More interesting art bits
Over at the Brooklyn Rail:
Interview with art writer Dore Ashton.
Rail: But wouldn’t you agree that his book, The Dehumanization of Art, is a somewhat hostile view of modern art?
Ashton: I don’t think that he was against modern art per se. He said something very important, which was that modern artists don’t believe in art any more. I think he was absolutely right. It was a great turning point in modern history, in 1948. And there was a lot of evidence that many modern artists didn’t think there was much to be said. And that was their problem and their dilemma. So he was misread. He wasn’t attacking abstract art. He was simply saying that in this terrible century, artists have lost their faith.
Article on one of my favorite artists, Nancy Spero.
Rail: What do you think about the Post-Modernist theory that was imported from the French in the late sixties, which became so popular in the States in the eighties, especially in academia?Ashton: First of all, I want to remind you that the Greek word “theoria” for theory really means “to view, to look at,” not about all of that a priori theory.

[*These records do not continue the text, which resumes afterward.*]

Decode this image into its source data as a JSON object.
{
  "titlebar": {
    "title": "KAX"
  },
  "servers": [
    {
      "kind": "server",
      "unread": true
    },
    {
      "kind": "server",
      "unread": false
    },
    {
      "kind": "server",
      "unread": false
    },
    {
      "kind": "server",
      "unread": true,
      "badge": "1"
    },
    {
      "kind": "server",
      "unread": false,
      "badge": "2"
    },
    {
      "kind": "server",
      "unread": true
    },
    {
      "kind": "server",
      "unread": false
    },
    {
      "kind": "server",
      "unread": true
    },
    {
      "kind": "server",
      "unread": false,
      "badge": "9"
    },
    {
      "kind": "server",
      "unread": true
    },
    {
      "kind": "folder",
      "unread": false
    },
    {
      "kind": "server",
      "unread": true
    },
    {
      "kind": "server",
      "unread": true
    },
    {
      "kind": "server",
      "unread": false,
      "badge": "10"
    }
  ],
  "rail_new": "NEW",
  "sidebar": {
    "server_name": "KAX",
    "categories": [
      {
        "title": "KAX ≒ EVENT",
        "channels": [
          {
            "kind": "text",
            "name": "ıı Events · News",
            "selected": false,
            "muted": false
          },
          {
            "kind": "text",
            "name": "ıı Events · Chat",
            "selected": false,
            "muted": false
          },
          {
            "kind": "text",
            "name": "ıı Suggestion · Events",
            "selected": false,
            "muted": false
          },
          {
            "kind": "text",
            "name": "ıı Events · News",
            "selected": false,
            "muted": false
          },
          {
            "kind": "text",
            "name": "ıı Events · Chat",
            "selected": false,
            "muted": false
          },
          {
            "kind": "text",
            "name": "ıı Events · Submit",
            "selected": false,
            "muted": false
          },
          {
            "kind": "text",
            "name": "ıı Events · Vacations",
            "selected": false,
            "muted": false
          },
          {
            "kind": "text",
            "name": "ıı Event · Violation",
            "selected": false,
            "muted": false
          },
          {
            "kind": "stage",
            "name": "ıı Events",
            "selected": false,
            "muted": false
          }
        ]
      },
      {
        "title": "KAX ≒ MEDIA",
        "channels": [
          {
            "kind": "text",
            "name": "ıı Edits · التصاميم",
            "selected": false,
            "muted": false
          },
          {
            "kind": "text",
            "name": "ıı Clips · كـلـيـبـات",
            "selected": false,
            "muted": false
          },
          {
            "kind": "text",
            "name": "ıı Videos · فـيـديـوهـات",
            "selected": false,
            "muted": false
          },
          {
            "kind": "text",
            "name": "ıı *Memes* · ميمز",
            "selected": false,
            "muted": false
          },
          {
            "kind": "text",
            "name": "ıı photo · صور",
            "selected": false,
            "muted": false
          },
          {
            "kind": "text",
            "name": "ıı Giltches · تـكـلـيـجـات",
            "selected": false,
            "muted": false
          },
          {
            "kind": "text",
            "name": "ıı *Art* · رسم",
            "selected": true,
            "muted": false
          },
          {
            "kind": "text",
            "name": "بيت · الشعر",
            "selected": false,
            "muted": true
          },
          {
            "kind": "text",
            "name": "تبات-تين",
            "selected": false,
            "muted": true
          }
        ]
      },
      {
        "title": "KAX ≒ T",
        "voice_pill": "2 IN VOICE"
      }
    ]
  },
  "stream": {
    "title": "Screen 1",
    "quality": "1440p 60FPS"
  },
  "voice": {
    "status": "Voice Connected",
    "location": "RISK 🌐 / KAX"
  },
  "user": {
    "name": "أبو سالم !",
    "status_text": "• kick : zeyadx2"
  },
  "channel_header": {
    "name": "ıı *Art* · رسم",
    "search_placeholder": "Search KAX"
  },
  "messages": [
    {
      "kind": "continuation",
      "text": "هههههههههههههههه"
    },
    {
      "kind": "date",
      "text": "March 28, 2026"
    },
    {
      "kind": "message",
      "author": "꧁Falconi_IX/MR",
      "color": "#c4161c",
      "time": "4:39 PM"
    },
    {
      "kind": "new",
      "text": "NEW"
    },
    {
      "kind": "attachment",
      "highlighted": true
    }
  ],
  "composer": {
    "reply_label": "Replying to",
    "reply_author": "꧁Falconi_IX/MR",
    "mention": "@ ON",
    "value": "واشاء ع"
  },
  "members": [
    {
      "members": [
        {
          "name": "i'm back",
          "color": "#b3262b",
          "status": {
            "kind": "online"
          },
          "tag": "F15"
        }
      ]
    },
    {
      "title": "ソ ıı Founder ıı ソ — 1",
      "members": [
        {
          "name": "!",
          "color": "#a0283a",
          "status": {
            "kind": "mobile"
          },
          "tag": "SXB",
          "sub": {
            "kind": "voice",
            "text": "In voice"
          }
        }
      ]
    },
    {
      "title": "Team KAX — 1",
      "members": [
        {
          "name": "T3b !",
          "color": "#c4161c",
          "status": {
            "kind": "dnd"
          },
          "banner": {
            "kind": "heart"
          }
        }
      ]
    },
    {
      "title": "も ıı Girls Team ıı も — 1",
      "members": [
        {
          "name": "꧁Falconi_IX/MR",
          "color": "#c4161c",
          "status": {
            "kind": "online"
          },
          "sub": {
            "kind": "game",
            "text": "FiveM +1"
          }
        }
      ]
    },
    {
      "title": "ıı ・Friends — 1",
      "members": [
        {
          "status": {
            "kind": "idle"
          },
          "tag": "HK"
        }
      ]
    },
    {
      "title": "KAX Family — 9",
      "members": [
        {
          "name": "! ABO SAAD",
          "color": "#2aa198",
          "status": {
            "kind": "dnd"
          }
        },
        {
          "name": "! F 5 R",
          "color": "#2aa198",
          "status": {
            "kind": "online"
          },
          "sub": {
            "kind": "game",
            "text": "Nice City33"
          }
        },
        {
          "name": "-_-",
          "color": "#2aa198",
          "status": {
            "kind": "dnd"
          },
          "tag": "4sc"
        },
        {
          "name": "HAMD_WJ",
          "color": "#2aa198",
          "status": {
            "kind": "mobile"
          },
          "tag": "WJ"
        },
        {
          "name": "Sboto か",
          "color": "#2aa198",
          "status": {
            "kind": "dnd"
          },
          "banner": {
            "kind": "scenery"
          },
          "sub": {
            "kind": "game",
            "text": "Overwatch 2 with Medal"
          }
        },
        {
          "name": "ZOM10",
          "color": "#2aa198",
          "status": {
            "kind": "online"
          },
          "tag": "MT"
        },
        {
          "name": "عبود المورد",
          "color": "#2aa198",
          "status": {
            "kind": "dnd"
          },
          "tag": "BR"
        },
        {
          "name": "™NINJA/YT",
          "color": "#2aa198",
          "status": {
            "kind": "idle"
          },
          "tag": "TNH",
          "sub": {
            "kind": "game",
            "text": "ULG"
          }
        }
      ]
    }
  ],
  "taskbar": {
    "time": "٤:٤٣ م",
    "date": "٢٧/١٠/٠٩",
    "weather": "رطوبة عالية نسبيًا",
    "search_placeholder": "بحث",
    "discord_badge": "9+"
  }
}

So I was and I still am hostile to theorizing. Secondly, I believe that they took a certain formula like a grid and they put that grid on everything. ... But the appeal in general is quite simple: giving the interpretation a greater prominence than the actual work of art itself thereby removing all the sensual aspect from the seeing experience.
What persistently evades both the fictional and factual portrayal of artists is the intricacy, rigor, attentiveness to detail and facture—the work of the work of art—that characterizes individual practice and the relationship between artist and assistant.
This is a complex event that inevitably touches upon questions of authorship. The long history of gesture and trace as the genesis and primary signifier of artistic intention and identity is, as it were, placed in parenthesis by working practices that favor concept and process over action and expressiveness, a connection that carries the memory of the Duchampian Readymade as the paradigmatic performative act of modernist aesthetics. In this respect, Nancy Spero’s installations are performative events. However, watching her attentive engagement and directorship of the realisation of each printed image, there can be no doubt over her authority in determining both the overall structure and the detailed relationships of part-to-part and part-to-whole. She wants it just so, precisely and definitively, and whose hand leaves the final impress is secondary to the effectiveness of the dialogue between instructor and maker. It is a matter of interpretation and translation, and an exercise in a very particular form of communication which, perhaps, alludes more to film and the character of the mise-en-scène as the mark of directorial sensibility.